“It was about keeping the masses entertained and quiet – but I think it was even bigger than that,” says Nyasha Mboti, a film expert and head of the department of communication studies at the University of Johannesburg. The B-scheme, he says, was part of the white government’s strategy to bring every facet of black society – from the education to policing to cultural institutions – into its grip at the very moment when an exploding resistance movement threatened to wrest away that control entirely.
Nearly all the “black” films that followed Joe Bullet – which was produced without a subsidy – were tediously careful to avoid any political undertones that could get them banned. At the end of one B-scheme action flick, for instance, the lead character turns to the camera and announces gravely, “All this violence could have been avoided if we just sat down and talked about it.”
'Proof that they existed'
The B-scheme, which produced about 1,600 films of wildly varying quality, lasted just over a decade. It was dissolved in 1989, just before the government that had created it met the same fate (Nelson Mandela walked free from prison the following year). Then, until the digitization and restoration began a few years ago, its films largely disappeared from the public eye.
But Russell Grant, who co-owns the Bioscope, an indie cinema in downtown Johannesburg that has recently begun showing old B-scheme films, says that is part of the appeal for modern audiences – getting a window into an era of film they never knew existed.
For contemporary fans of the movies, that appeal ranges from the fluffy – they are fast moving and fun, laced with wacky fight scenes and melodramatic soundtracks – to the philosophical.

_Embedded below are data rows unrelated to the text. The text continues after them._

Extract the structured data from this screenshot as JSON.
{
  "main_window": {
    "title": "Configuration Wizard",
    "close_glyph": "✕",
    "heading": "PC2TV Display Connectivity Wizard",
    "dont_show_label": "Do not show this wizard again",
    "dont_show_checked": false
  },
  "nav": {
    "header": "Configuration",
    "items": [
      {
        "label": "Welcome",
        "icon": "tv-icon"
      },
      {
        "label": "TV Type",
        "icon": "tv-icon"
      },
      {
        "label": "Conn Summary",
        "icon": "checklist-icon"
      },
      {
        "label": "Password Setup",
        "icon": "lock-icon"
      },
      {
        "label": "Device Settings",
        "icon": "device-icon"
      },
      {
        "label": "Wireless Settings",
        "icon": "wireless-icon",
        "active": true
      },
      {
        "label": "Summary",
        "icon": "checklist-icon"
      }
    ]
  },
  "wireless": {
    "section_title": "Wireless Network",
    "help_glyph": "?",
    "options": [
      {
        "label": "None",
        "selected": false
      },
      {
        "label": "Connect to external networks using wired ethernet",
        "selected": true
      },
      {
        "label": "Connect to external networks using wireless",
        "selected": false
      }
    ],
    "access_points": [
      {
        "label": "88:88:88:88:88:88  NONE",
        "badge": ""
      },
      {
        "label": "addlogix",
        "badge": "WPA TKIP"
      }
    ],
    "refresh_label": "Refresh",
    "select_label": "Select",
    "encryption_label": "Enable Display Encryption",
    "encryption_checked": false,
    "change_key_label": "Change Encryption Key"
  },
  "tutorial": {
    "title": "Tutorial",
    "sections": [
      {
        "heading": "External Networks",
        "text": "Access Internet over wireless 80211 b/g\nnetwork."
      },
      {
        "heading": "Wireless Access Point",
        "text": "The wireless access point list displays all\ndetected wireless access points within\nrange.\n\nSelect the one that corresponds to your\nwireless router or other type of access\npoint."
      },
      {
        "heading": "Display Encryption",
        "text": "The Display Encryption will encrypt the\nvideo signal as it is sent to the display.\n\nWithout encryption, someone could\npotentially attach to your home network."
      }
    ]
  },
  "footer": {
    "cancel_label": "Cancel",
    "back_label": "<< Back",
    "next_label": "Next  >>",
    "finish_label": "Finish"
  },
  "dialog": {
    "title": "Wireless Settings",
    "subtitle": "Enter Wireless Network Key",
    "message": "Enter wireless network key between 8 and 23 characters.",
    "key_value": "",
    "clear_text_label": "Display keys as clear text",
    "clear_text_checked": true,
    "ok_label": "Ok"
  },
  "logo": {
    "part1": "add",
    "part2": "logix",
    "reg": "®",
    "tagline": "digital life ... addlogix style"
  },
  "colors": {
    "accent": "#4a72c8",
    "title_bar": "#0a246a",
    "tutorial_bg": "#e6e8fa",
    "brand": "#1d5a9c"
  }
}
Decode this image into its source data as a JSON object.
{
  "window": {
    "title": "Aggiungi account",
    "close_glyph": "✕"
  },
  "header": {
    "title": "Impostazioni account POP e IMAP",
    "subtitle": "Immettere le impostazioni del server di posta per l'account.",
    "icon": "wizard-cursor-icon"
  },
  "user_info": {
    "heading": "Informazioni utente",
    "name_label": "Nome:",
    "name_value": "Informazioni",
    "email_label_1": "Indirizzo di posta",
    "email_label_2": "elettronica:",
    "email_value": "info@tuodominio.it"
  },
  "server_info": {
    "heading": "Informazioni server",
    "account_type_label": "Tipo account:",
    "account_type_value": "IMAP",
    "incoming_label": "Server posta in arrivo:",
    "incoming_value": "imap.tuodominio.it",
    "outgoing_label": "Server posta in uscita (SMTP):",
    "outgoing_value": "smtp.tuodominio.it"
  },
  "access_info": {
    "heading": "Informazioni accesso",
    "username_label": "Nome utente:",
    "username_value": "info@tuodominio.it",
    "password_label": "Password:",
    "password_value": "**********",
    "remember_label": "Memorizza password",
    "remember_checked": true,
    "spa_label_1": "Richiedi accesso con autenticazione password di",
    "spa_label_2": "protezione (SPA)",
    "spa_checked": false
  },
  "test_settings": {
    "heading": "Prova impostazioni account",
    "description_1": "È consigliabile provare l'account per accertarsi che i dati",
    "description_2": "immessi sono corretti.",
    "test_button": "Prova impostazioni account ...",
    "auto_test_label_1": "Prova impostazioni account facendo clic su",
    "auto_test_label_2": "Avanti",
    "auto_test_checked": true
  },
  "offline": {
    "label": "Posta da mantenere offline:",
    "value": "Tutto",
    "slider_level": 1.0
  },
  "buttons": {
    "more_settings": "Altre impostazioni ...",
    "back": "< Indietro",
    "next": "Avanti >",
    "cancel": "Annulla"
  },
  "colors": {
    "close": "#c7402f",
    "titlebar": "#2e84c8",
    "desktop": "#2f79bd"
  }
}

At a time when apartheid controlled early every facet of how a black South African lived, these films seem to offer up an alternate universe: a fantasy world where race barely existed at all. In the world of B-scheme film, every character, from the good guys to the villains to the distressed damsels, was black.
In a way, Mr. Mboti says, that simple fact in itself was radical, and lent an element of subversion in even the most saccharine B-scheme films.
“Seeing so many black characters on screen meant something completely different to the white production board than it did to black audiences,” Mboti says. For the white government, it was a quiet form of escapism. But “for black audiences, this was a kind of proof that they existed.”